Eighth,  the Op/Ed addressed issues surrounding the actions or lack thereof of previous city employees concerning deposit withholdings for employee benefits, safety of the municipal water supply, etc. which for the most part are recounted in minutes of City  Council meetings, and are otherwise confidential personnel file matters which I am not at liberty to discuss. Those also fall into the category of issues which have been addressed and rectified—again a point ignored by the author—“a man hears what he wants to hear and disregards the rest.”

Ninth, I take full responsibility for starting the present situation with stop signs.  Contrary to what some may think, we on the City Council do not stay awake at nights contemplating new locations for stop signs.  My original agenda item was to return a stop sign to a location from which it had been removed improperly—at the request of a citizen of Ely.  That action has led to several other citizens asking for stop signs to be installed or removed.  I appreciate the recent direction to solicit input from the Sheriff’s Department concerning the future disposition of traffic signs within the city; however, I reserve the right to represent the interests of my constituents.

Tenth, as to the allegation the members of the present City Council have “too many personal interests,” and while the author admits that “it’s not always a bad thing,” I would observe that all of the preceding issues have more than occupied the majority of my efforts during my tenure on the City Council; I would like to state my personal interest is in doing the best job I can in accordance with the afore-referenced oath of office.  As such, I look forward to resolving the situation with the railroad, proceeding with the best course of action concerning the present city hall, and focusing on what I feel presents the most serious issue confronting us: economic development and diversification.  As much as I am alarmed at the other issues raised here, no issue concerns me as much as a statistic I recently heard: it costs our mines $4.25 to produce a pound of copper, but per the Ely Times it sells only for about $2.75 a pound (ibid. page 2-A).  There we have an issue upon which I would hope everyone can agree: without serious, timely attention to our economic position, no tourist attractions—whether the railroad, our abundant hunting and growing fishing opportunities, or our gateway status to Great Basin National Park—will mitigate the financial catastrophe which will befall this community when it can no longer rely on mining.

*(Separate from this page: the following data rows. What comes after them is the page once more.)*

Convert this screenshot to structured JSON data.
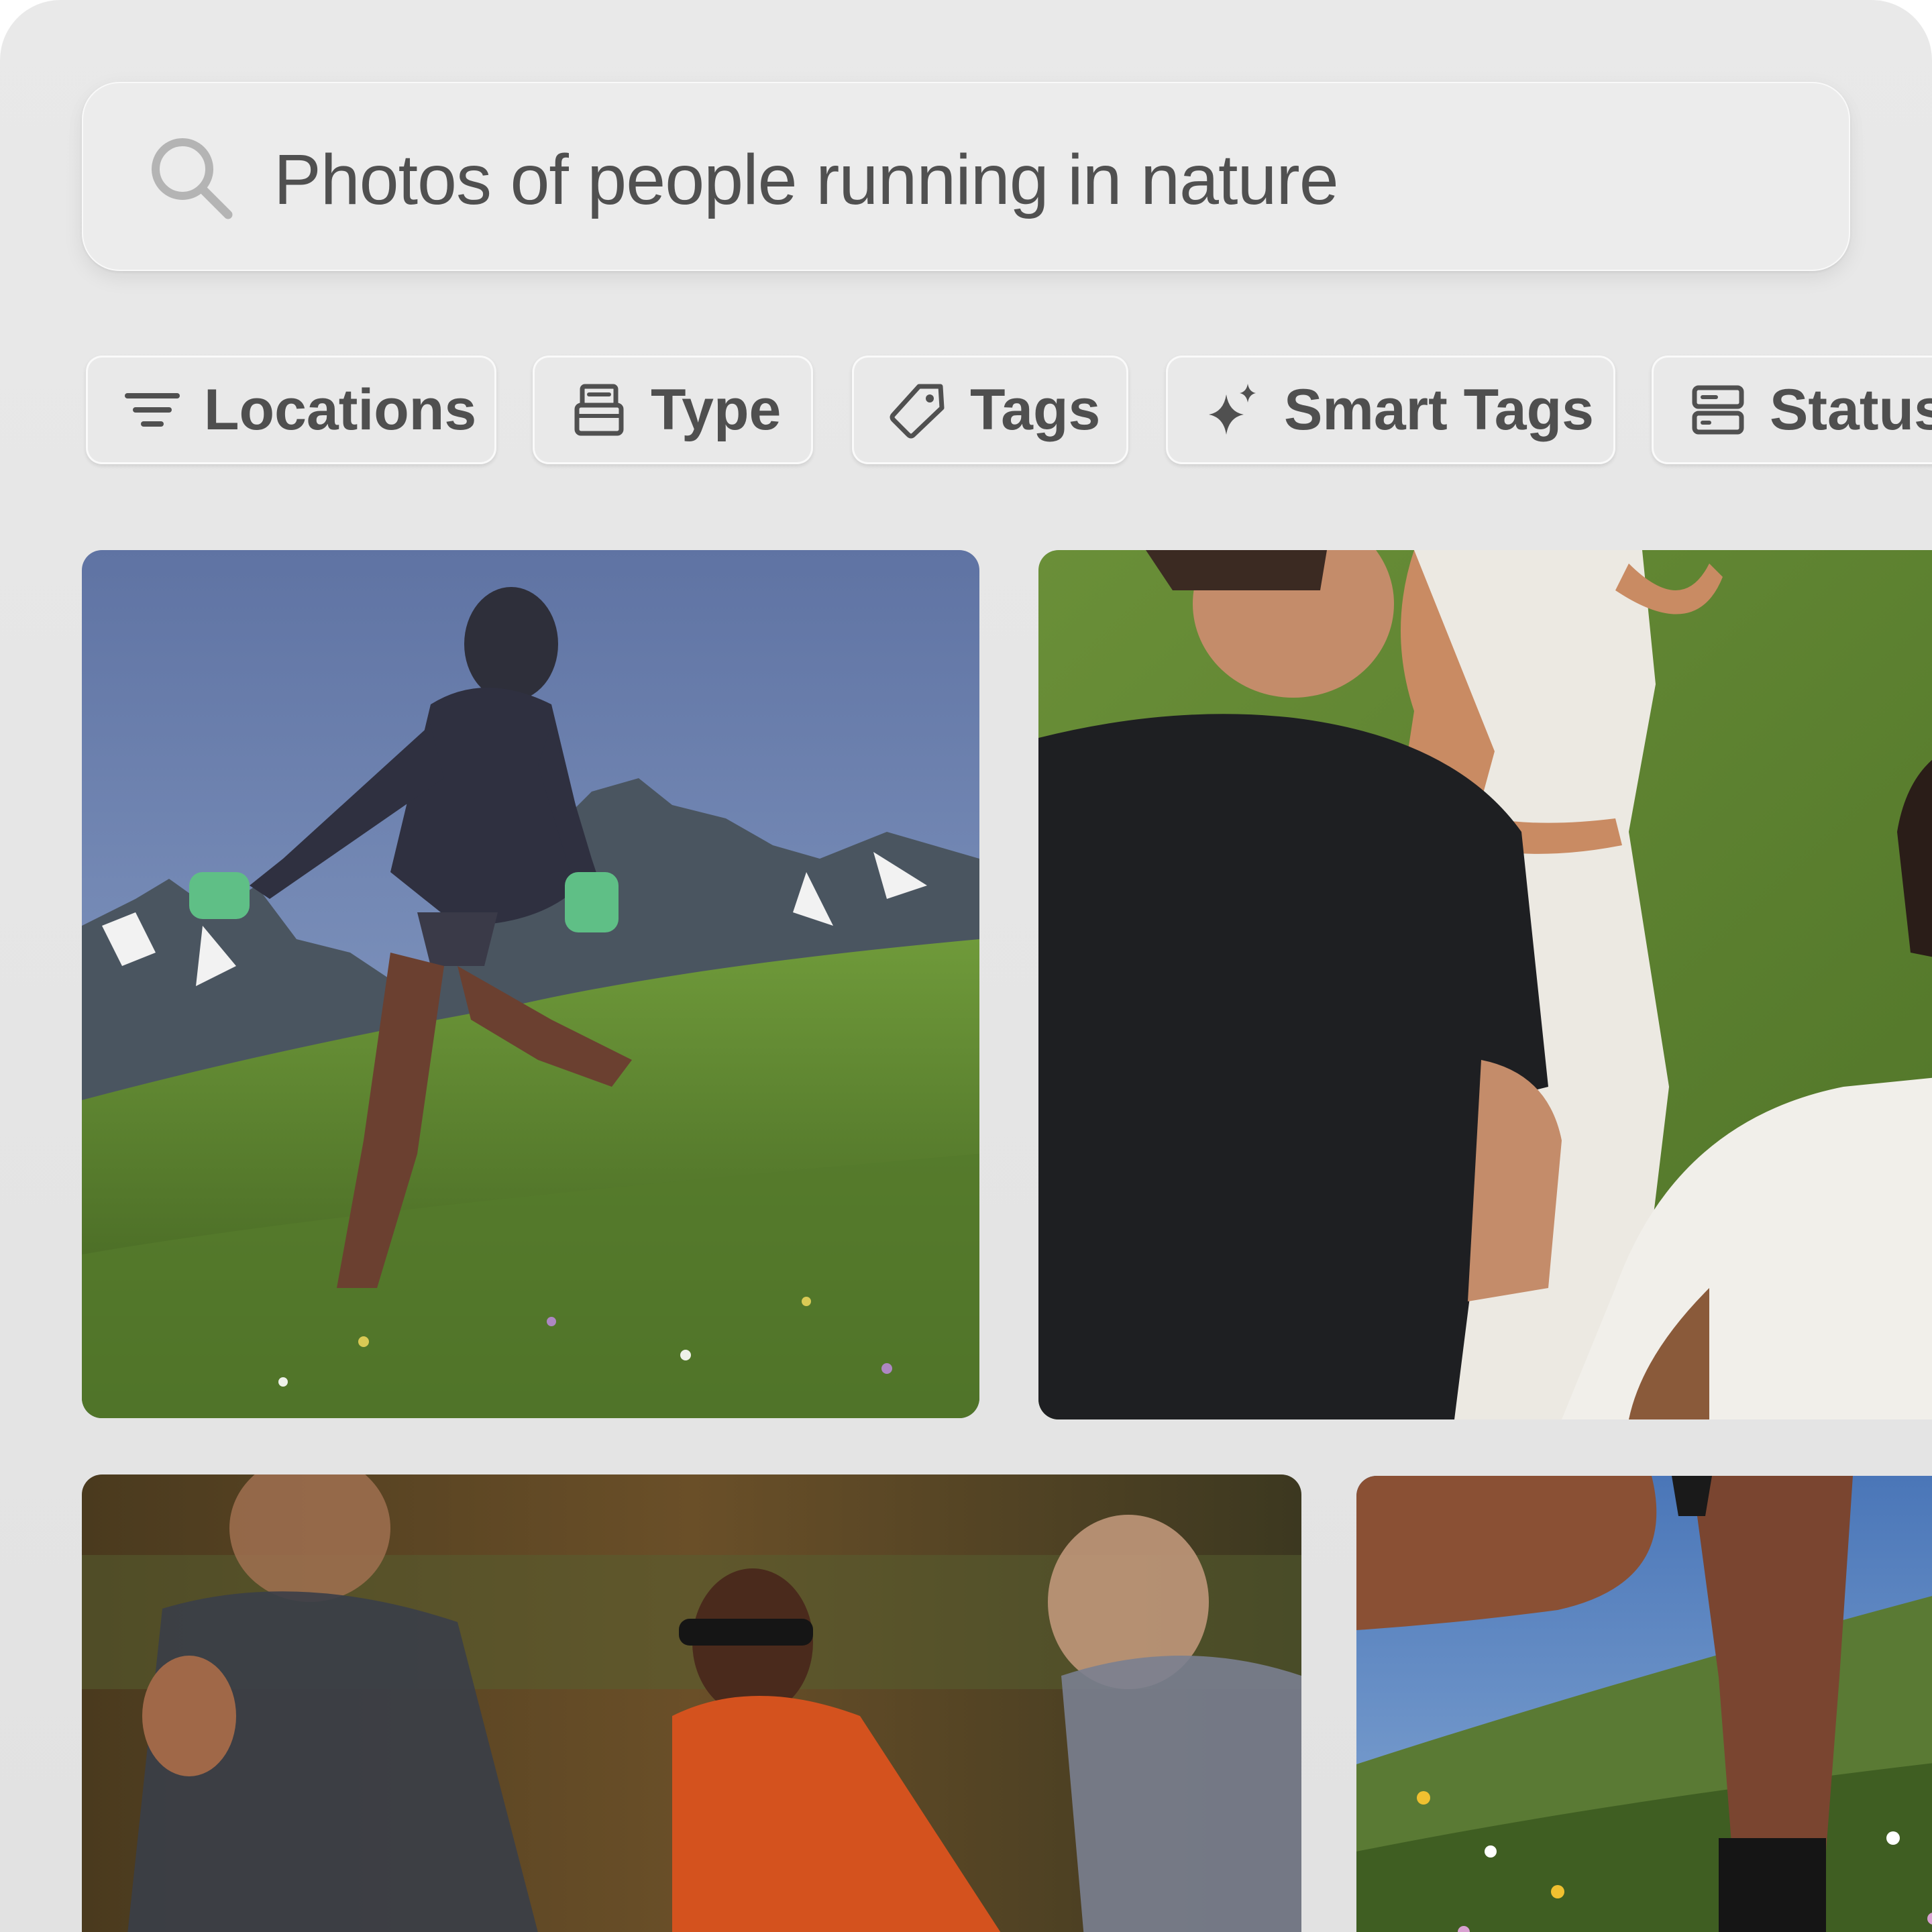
{
  "search": {
    "query": "Photos of people running in nature",
    "icon": "search-icon"
  },
  "filters": [
    {
      "label": "Locations",
      "icon": "filter-lines-icon"
    },
    {
      "label": "Type",
      "icon": "file-type-icon"
    },
    {
      "label": "Tags",
      "icon": "tag-icon"
    },
    {
      "label": "Smart Tags",
      "icon": "sparkle-icon"
    },
    {
      "label": "Status",
      "icon": "status-icon"
    }
  ],
  "results": [
    {
      "subject": "runner in hooded jacket on mountain meadow"
    },
    {
      "subject": "group running on grass"
    },
    {
      "subject": "blurred runners in forest"
    },
    {
      "subject": "runner legs in wildflower field"
    }
  ],
  "colors": {
    "background": "#e6e6e6",
    "search_bg": "#ececec",
    "text": "#505050",
    "chip_text": "#4f4f4f"
  }
}
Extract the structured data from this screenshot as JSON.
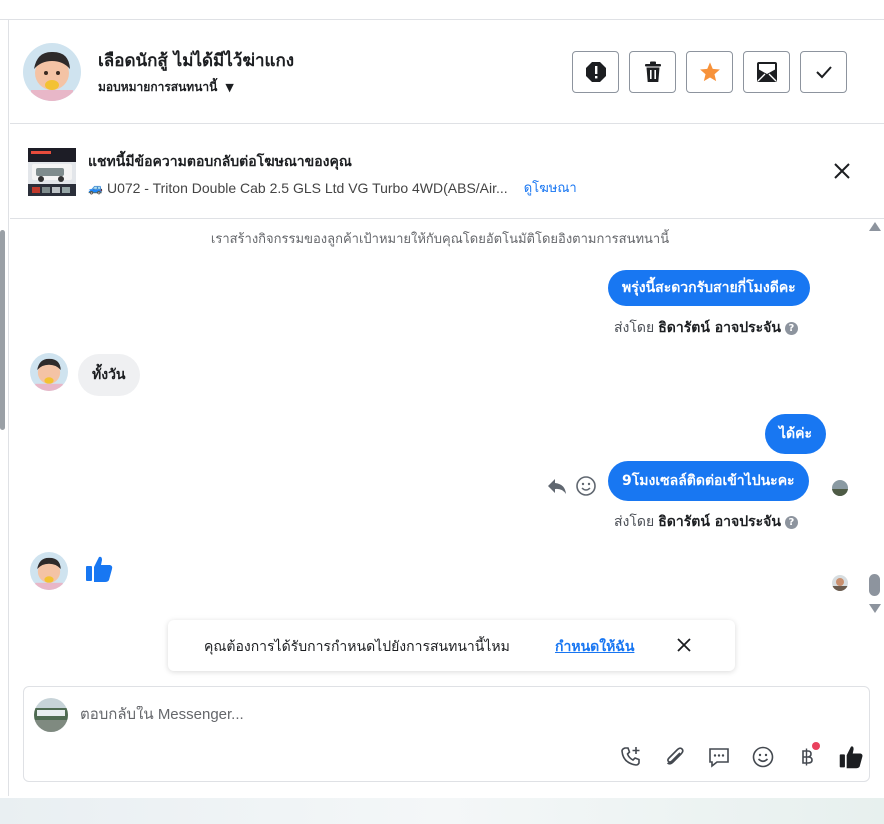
{
  "header": {
    "contact_name": "เลือดนักสู้ ไม่ได้มีไว้ฆ่าแกง",
    "assign_label": "มอบหมายการสนทนานี้",
    "actions": [
      "spam-icon",
      "trash-icon",
      "star-icon",
      "mark-unread-icon",
      "done-icon"
    ]
  },
  "ad": {
    "title": "แชทนี้มีข้อความตอบกลับต่อโฆษณาของคุณ",
    "subtitle": "U072 - Triton Double Cab 2.5 GLS Ltd VG Turbo 4WD(ABS/Air...",
    "link": "ดูโฆษณา"
  },
  "thread": {
    "system_note": "เราสร้างกิจกรรมของลูกค้าเป้าหมายให้กับคุณโดยอัตโนมัติโดยอิงตามการสนทนานี้",
    "messages": [
      {
        "direction": "out",
        "text": "พรุ่งนี้สะดวกรับสายกี่โมงดีคะ"
      },
      {
        "direction": "in",
        "text": "ทั้งวัน"
      },
      {
        "direction": "out",
        "text": "ได้ค่ะ"
      },
      {
        "direction": "out",
        "text": "9โมงเซลล์ติดต่อเข้าไปนะคะ"
      },
      {
        "direction": "in",
        "text": "like-icon"
      }
    ],
    "sent_by_label": "ส่งโดย",
    "sent_by_name": "ธิดารัตน์ อาจประจัน",
    "help_mark": "?"
  },
  "prompt": {
    "text": "คุณต้องการได้รับการกำหนดไปยังการสนทนานี้ไหม",
    "link": "กำหนดให้ฉัน"
  },
  "composer": {
    "placeholder": "ตอบกลับใน Messenger...",
    "tools": [
      "add-call-icon",
      "attachment-icon",
      "saved-reply-icon",
      "emoji-icon",
      "baht-payment-icon",
      "like-icon"
    ]
  },
  "colors": {
    "accent": "#1877f2",
    "bubble_in": "#eff0f2",
    "star": "#f7923a",
    "notification": "#e9415d"
  }
}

The “bottom line” according to the author is that the City Council should get back to the business of Ely. I feel that represents exactly what the present City Council has been doing.  I also feel the Ely Times should get back to its bottom line of “serving White Pine County (since 1920)” as its masthead proudly proclaims. I know of no reputable newspaper which fails to intone its opinion as it sees fit, which falls within its right and indeed its obligation to its readers; but I also know of no reputable newspaper that neglects from the point of fairness to at least attempt to present the opposing sides of an issue.   There was no effort made to present a fair and reasonably unbiased assessment of the performance of the current City Council in its 3 April Op/Ed piece “point of view.” It is my “point of view” that the Ely Times has, sadly, utterly failed to “serve the needs of White Pine County.” Rather, it has taken the position of serving the needs of those who believe that the railroad is the single most important thing in Ely.  I disagree. While the railroad represents a tremendous investment of time and love on the part of many, many devoted volunteers it does not represent the most important thing in or about Ely, it is only one of many desirable aspects of Ely and the disproportionate amount of attention it has required from the City Council has not helped the long-term future and wellbeing of Ely. To ignore the railroad’s continued financial and management difficulties or pretend they are not as serious as the forensic investigation states is to court inevitable and impending disaster.  But then, “a man hears what he wants to hear and disregards the rest.”

Publisher’s Note:  The opinion expressed in the 4/3/15 Point of View was my personal opinion and not necessarily the opinion of the Ely Times.